### EXERCISE INPUTS

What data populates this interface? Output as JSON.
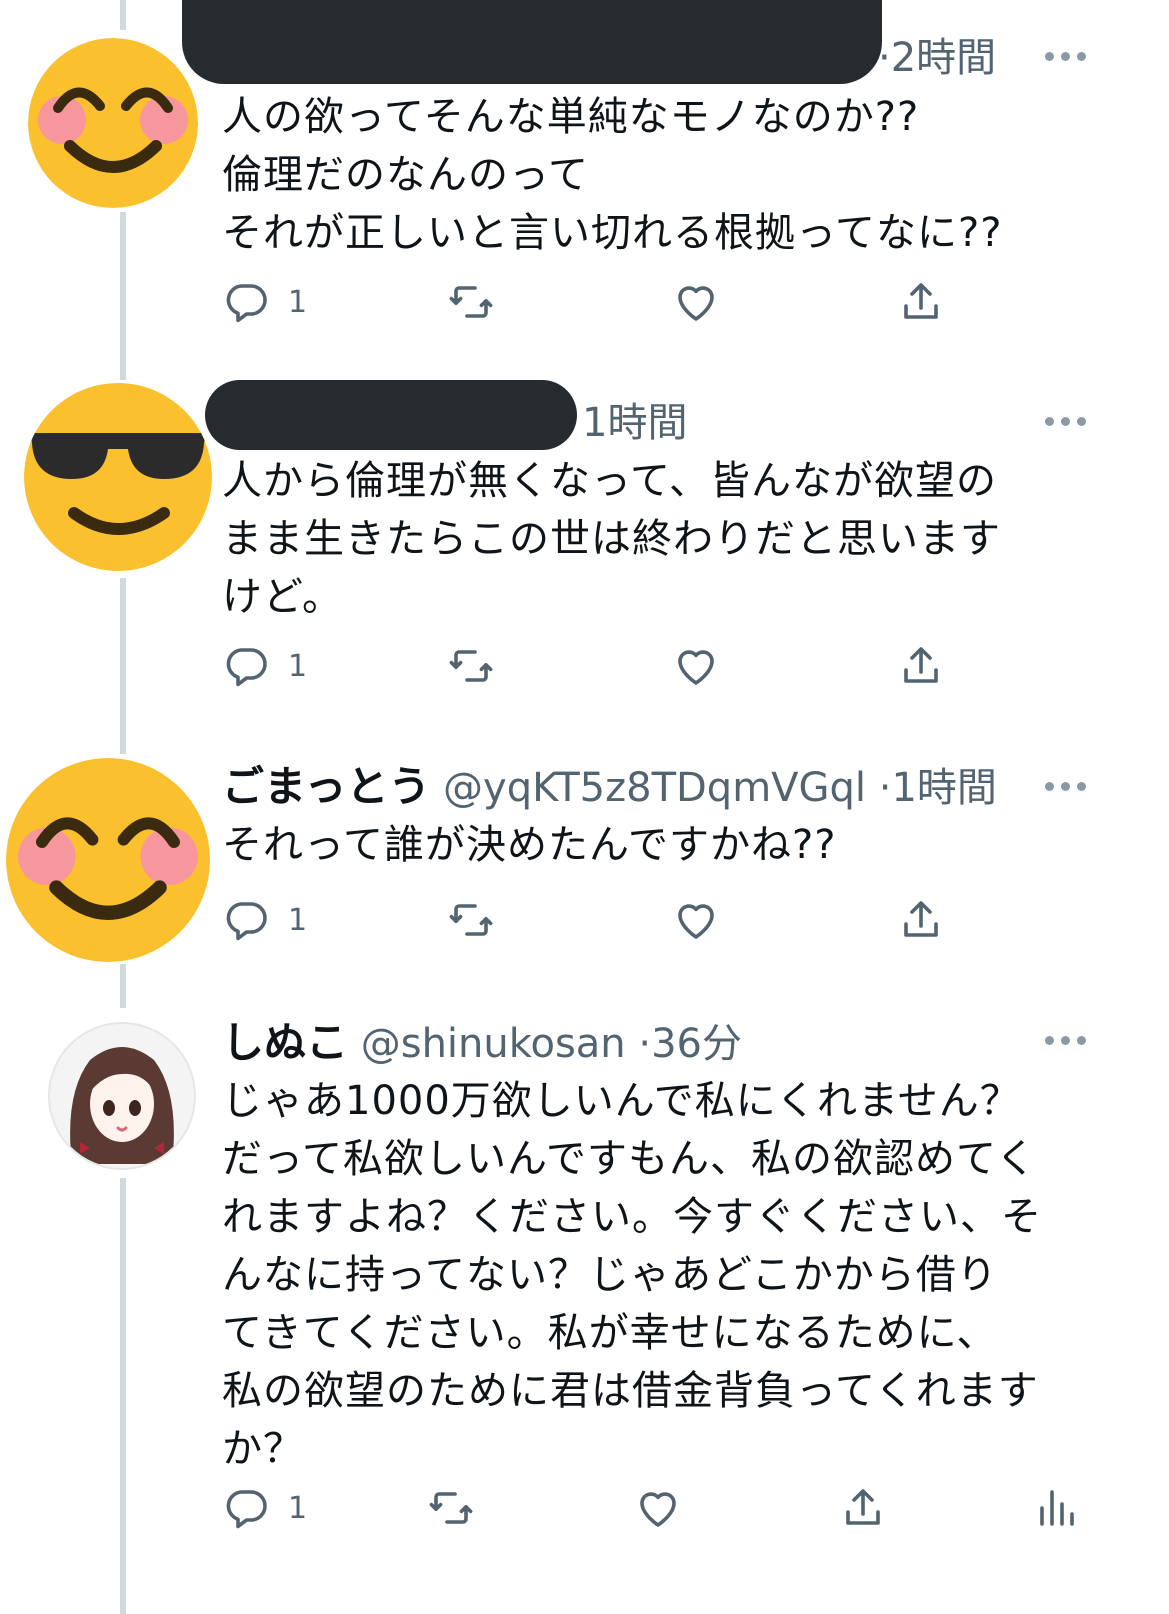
{
  "tweets": [
    {
      "time": "2時間",
      "text": "人の欲ってそんな単純なモノなのか??\n倫理だのなんのって\nそれが正しいと言い切れる根拠ってなに??",
      "replies": "1"
    },
    {
      "time": "1時間",
      "text": "人から倫理が無くなって、皆んなが欲望の\nまま生きたらこの世は終わりだと思います\nけど。",
      "replies": "1"
    },
    {
      "name": "ごまっとう",
      "handle": "@yqKT5z8TDqmVGql",
      "time": "1時間",
      "text": "それって誰が決めたんですかね??",
      "replies": "1"
    },
    {
      "name": "しぬこ",
      "handle": "@shinukosan",
      "time": "36分",
      "text": "じゃあ1000万欲しいんで私にくれません？\nだって私欲しいんですもん、私の欲認めてく\nれますよね？ください。今すぐください、そ\nんなに持ってない？じゃあどこかから借り\nてきてください。私が幸せになるために、\n私の欲望のために君は借金背負ってくれます\nか？",
      "replies": "1"
    }
  ],
  "colors": {
    "emoji_face": "#fbc02d",
    "blush": "#f48fb1",
    "icon": "#536471",
    "thread_line": "#cfd9de"
  }
}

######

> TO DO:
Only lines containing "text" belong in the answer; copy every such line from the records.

> RESULT:
      "text": "人の欲ってそんな単純なモノなのか??\n倫理だのなんのって\nそれが正しいと言い切れる根拠ってなに??",
      "text": "人から倫理が無くなって、皆んなが欲望の\nまま生きたらこの世は終わりだと思います\nけど。",
      "text": "それって誰が決めたんですかね??",
      "text": "じゃあ1000万欲しいんで私にくれません？\nだって私欲しいんですもん、私の欲認めてく\nれますよね？ください。今すぐください、そ\nんなに持ってない？じゃあどこかから借り\nてきてください。私が幸せになるために、\n私の欲望のために君は借金背負ってくれます\nか？",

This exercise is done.